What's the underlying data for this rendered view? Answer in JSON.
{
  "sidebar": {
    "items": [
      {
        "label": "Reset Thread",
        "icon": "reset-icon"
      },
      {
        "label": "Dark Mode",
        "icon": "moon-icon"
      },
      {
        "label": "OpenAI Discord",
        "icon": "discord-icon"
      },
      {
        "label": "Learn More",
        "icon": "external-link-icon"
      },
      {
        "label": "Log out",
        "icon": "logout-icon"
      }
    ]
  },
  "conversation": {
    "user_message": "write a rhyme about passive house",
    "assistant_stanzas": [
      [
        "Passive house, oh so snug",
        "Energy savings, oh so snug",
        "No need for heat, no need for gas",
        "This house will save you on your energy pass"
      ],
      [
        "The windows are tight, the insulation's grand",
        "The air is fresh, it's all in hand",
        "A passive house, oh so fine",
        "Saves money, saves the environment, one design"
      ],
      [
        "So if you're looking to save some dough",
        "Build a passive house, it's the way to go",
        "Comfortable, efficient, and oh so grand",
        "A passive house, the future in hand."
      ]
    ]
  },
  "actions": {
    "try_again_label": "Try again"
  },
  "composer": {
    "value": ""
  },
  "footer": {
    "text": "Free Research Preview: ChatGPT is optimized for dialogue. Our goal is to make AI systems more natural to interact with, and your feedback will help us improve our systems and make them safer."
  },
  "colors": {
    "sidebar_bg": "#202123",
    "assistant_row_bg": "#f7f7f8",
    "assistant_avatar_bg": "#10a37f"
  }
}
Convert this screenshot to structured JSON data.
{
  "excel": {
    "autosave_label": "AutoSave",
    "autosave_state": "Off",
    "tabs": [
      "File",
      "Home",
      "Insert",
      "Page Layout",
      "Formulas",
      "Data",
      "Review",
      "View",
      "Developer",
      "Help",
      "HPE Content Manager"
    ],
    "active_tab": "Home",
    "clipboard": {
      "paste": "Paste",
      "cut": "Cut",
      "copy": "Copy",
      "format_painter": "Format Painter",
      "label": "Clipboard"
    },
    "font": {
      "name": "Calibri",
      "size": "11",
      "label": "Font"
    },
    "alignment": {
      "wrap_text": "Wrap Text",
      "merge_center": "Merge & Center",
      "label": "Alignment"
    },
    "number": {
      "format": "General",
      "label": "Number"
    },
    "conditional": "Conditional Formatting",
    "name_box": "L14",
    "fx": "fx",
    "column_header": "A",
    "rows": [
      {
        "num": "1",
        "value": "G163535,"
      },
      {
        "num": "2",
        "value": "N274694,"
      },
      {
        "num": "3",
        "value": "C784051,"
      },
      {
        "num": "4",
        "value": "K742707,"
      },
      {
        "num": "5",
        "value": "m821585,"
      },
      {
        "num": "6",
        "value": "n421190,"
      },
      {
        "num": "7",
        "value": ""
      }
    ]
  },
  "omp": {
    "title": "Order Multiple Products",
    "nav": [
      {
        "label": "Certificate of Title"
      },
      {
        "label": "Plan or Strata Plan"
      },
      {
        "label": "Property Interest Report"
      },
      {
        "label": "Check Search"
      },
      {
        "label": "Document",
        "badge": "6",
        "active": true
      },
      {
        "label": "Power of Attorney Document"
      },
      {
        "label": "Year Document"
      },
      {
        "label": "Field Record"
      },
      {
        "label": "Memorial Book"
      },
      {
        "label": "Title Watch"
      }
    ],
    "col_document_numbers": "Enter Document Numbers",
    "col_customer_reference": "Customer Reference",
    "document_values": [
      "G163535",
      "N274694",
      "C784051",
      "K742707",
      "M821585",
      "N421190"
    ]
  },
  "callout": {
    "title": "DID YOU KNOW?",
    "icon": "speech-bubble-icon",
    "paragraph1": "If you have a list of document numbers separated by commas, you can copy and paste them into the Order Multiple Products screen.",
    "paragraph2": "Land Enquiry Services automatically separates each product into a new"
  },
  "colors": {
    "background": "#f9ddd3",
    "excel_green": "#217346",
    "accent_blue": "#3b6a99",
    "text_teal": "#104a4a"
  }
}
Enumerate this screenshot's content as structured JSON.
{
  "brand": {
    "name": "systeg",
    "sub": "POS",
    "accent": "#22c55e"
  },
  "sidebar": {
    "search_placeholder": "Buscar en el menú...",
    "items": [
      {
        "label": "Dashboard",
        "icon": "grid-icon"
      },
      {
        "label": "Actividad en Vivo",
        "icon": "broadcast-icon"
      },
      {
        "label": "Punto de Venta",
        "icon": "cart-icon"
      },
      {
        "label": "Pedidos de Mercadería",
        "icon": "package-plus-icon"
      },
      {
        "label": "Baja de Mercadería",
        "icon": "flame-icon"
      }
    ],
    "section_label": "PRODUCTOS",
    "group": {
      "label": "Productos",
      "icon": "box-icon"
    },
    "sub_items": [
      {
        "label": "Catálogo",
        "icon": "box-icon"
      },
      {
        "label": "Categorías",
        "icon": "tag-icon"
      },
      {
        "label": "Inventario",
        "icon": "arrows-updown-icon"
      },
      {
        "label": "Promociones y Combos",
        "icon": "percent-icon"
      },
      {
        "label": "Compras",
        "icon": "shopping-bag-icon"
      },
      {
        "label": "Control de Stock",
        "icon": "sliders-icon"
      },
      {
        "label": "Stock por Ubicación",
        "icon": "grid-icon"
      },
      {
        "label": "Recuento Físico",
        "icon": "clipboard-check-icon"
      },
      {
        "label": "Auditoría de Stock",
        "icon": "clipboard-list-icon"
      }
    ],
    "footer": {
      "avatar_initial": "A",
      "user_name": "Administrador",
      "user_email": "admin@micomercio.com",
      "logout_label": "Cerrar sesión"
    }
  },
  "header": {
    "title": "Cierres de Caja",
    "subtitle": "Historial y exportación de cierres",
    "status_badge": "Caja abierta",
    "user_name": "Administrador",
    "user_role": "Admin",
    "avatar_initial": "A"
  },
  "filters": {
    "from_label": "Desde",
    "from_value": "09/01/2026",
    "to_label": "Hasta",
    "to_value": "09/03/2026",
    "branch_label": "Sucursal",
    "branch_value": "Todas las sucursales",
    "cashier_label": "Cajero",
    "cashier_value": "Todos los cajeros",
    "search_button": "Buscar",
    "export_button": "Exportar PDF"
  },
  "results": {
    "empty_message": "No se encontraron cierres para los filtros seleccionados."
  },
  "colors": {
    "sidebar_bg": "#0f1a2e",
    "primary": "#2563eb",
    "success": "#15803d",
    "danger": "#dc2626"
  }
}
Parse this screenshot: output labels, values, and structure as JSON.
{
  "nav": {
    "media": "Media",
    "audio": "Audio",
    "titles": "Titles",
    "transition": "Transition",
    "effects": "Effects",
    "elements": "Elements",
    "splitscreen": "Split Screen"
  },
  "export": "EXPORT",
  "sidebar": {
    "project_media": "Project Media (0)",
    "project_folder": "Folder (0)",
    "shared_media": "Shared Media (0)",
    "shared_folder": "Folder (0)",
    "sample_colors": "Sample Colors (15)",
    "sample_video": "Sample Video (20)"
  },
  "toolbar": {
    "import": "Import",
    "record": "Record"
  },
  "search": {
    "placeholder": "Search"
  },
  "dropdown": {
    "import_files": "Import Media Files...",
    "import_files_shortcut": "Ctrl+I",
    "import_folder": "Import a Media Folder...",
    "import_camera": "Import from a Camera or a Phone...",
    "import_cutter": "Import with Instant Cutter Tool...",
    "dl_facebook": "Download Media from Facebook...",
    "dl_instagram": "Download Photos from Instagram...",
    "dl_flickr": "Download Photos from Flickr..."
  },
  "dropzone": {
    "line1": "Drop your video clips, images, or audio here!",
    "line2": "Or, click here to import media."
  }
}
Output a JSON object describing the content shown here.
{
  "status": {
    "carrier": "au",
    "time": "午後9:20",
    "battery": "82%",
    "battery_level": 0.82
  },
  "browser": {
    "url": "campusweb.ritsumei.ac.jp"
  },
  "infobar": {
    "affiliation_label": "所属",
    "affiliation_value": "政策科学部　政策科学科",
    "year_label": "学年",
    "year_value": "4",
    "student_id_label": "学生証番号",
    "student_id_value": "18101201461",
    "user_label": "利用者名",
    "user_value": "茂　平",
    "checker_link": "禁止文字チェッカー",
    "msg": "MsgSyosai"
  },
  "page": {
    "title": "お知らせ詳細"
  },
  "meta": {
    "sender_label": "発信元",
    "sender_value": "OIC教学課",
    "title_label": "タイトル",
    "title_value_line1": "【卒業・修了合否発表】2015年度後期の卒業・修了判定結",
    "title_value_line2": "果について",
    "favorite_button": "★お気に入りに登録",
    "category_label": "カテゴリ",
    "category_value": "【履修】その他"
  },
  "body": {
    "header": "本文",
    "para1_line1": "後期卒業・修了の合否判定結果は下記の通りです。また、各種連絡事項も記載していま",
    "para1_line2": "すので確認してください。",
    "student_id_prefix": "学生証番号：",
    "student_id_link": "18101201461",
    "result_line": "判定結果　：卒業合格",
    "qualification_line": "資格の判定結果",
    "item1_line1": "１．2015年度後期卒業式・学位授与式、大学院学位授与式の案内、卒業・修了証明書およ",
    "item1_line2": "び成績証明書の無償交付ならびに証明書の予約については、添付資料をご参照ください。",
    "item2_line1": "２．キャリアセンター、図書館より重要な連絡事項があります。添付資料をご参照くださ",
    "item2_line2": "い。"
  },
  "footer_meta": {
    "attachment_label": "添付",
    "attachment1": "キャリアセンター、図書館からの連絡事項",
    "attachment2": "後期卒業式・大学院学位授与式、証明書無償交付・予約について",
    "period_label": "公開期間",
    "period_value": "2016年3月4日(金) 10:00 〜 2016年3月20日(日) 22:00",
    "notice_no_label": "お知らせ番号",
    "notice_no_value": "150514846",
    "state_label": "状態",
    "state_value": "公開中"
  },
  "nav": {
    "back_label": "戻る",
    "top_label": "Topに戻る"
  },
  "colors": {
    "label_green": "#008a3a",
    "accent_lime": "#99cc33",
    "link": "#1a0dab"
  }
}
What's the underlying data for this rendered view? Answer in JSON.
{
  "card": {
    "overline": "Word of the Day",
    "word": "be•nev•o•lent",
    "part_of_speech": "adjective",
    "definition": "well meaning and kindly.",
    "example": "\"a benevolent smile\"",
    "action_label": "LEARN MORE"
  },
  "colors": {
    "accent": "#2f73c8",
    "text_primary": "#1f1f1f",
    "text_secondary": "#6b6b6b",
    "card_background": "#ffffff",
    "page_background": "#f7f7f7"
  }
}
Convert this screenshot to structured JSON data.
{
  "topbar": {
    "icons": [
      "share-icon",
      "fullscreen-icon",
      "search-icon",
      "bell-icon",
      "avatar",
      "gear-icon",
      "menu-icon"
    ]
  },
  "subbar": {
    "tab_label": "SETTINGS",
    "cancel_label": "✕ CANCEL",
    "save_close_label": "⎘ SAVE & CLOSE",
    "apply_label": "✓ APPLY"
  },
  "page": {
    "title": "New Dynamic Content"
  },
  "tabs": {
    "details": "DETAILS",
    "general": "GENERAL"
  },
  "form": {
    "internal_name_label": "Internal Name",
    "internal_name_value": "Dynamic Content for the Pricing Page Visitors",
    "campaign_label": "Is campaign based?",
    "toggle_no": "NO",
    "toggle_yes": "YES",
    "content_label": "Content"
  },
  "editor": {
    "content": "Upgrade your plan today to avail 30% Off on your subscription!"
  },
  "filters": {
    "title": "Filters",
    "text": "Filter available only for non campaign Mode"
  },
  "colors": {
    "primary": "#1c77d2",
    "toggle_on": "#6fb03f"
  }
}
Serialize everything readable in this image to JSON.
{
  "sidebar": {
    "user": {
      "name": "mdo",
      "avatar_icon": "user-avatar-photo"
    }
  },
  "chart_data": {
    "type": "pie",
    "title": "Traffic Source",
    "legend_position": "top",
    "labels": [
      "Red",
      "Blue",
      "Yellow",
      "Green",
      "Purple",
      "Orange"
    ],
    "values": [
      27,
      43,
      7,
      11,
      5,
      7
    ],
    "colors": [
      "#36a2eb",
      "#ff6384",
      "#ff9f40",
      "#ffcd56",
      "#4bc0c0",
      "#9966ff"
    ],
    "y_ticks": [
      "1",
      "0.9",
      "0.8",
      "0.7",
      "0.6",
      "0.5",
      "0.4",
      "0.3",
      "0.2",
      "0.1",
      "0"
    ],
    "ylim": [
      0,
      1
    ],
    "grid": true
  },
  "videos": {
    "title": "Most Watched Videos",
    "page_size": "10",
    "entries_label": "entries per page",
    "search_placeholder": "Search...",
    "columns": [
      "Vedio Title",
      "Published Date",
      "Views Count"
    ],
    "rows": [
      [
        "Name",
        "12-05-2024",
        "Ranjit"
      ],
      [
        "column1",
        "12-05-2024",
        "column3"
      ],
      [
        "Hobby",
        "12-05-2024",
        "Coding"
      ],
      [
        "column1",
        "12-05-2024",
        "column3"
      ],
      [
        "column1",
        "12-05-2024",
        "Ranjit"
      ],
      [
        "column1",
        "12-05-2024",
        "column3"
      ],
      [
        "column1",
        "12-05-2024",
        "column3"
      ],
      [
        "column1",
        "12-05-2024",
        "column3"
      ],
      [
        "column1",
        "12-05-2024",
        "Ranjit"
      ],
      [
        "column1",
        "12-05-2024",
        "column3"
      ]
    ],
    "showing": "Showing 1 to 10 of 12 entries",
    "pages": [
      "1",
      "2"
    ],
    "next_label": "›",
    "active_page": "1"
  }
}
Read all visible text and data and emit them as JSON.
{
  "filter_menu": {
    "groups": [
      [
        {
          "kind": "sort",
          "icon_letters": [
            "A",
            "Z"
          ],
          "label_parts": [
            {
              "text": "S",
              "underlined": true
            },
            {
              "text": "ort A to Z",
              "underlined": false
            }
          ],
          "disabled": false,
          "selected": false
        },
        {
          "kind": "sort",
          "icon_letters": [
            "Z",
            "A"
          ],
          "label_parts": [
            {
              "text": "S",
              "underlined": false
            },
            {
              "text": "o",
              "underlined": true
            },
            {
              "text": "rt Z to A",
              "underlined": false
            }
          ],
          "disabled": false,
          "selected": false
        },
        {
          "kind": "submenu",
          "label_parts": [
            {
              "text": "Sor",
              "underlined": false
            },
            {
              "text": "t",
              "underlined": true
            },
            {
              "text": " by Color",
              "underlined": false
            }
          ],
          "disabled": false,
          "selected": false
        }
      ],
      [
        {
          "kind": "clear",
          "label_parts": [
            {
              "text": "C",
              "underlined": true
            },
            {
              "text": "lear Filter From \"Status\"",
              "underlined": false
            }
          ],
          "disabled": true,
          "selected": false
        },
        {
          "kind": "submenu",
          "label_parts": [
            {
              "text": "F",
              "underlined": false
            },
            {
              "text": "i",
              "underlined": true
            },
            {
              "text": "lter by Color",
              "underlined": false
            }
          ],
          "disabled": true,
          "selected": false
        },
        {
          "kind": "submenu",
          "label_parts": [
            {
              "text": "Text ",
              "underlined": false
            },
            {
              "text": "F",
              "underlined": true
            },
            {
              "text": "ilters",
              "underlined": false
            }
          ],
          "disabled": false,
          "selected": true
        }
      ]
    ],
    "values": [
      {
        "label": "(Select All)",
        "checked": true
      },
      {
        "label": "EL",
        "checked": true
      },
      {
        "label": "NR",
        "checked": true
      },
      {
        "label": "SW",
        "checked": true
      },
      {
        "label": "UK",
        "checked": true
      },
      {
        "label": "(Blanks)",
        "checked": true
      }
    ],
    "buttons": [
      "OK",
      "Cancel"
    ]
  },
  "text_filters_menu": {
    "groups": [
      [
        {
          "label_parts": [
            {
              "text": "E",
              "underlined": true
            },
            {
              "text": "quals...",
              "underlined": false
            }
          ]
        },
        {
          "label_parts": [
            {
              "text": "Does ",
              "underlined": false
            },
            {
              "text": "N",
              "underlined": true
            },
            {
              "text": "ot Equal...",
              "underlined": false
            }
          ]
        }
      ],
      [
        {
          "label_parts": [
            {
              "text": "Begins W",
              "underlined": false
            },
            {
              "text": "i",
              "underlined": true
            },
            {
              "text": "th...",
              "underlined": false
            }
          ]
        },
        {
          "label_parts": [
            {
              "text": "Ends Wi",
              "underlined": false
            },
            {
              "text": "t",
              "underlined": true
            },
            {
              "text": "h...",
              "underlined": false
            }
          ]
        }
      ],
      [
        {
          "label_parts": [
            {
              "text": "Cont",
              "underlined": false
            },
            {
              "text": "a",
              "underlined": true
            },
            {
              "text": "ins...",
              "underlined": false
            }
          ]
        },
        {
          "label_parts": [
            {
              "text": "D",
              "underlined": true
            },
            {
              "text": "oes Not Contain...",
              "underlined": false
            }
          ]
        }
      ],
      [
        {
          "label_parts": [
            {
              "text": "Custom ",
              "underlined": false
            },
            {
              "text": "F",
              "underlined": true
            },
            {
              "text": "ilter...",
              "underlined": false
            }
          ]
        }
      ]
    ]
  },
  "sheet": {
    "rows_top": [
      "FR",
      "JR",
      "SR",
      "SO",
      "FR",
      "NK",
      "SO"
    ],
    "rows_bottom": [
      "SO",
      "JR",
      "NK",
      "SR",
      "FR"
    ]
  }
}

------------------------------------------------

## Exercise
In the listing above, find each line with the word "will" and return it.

## Problem solution
        "This house will save you on your energy pass"
    "text": "Free Research Preview: ChatGPT is optimized for dialogue. Our goal is to make AI systems more natural to interact with, and your feedback will help us improve our systems and make them safer."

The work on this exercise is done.